“You see, throughout my life, there are two things that I have believed in unflinchingly, the power of literature and the power of young women.” – Yusra Amjad
Watching my friend from A’ levels Literature class, Yusra Amjad, was a proud moment. She is a poet, writer and stand-up comedian from Lahore. Along with that, she performs with the Auratnaak Lahore troupe and has been published in Crossed Genres, The Rising Phoenix Press, Mongrel Books, The Missing Slate and others. She believes in cultivating creative communities, in spoken word poetry, and in using both the written word and performing arts to subvert social hierarchies.
“Citizens must be equipped to hold the government accountable, otherwise the state machinery can thrive on our ignorance to abuse its power” – Usama Khilji
Usama Khilji gave a powerful talk on reclaiming knowledge on our fundamental rights and Right to Information. He is rights activist, writer, and researcher based in Islamabad. He was a 2016 Chevening scholar at the London School of Economics and Political Science where he pursued an MSc in Comparative Politics, and is currently the Director of Bolo Bhi, a policy, advocacy, and research organisation focusing on speech and privacy rights on the internet and civic education, and Advisor to the London-based Refugee Rights Data Project.
“My dream is to become the highest educated trans woman in Pakistan so I can help others in my community to do the same. I have trained 400 students about gender activism. I’m the first Pakistani Muslim transgender woman who has done that”-Jannat Ali
It felt like change was already on its way when Jannat Ali embraced the stage and began a talk. She is a well-known transgender activist, performing artist and DIC Coordinator at the Khawaja Sira Society (a community-building organization) led by the transgender community for healthcare, human rights and advocacy in Pakistan. She was the first transgender Project Manager in Pakistan.
Dr. Noureen Zafar

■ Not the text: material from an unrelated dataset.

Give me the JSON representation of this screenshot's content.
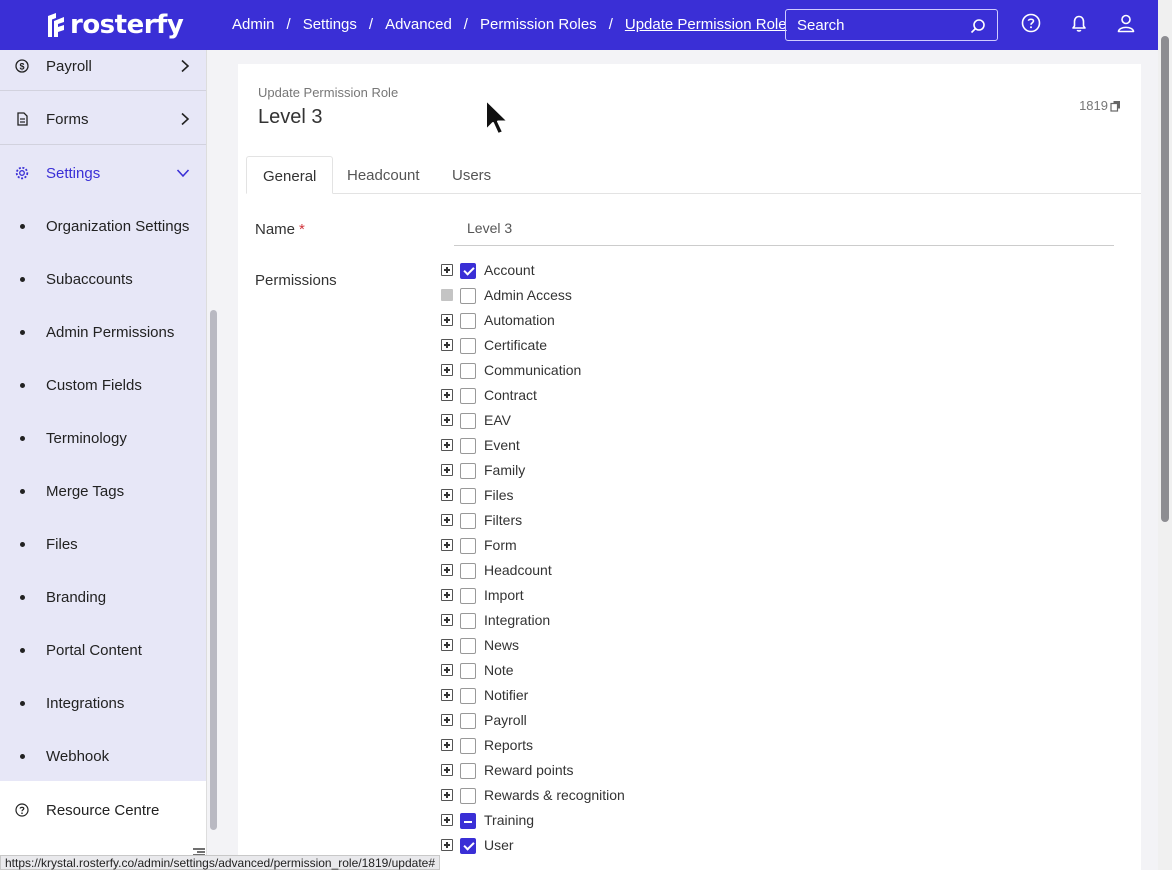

“Women have to take a stand for other women to open up about their problems. We as a society need to develop empathy, and condition ourselves to believe that women health rights are BASIC HUMAN RIGHTS. Health care should not be a luxury, affordable by a few.” – Dr. Noreen Zafar
Dr. Noreen Zafar is a well-known healthcare specialist who has been working in Pakistan since 1999, offering high-quality gynaecological care and empowering Pakistani women to become emancipated and independent decision-makers regarding their health. Her talk was about beginning conversations on taboo topics for women and to speak to people about health care without gender preference.
“Pakistan has always been a destination for eco-tourism, with our intervention we are changing it to Mohalla tourism.” – Kamran Lashari
Tourism in Pakistan is slowly catching up to attract our own citizens as well as foreigners to visit, bringing the street culture back. Kamran Lashari is the Director General of the Walled City of Lahore Authority (WCLA) where he has been heavily involved in numerous conservation projects over the years that have gone a long way in the restoration of art and culture in the vibrant city of Lahore. Some of his most well-known conservation projects – in collaboration with the Aga Khan Trust for Culture – include the Wazir Khan Mosque, the Shahi Hammam, and the walled city of Lahore (as a whole), to name a few. Lashari also introduced street tourism to Lahore’s Old City, tourist rides via the popular ‘Rangeela Rickshaws’ and trained a number of walled city residents as tour guides.
I went home that day with a hope that somewhere, changemakers and key influencers from our global society are engaging in ideas, stories, insights, and conversations- that need to be shared, talked about and spread- to change the mindsets. To prevail hope in the darkest of times and circumstances.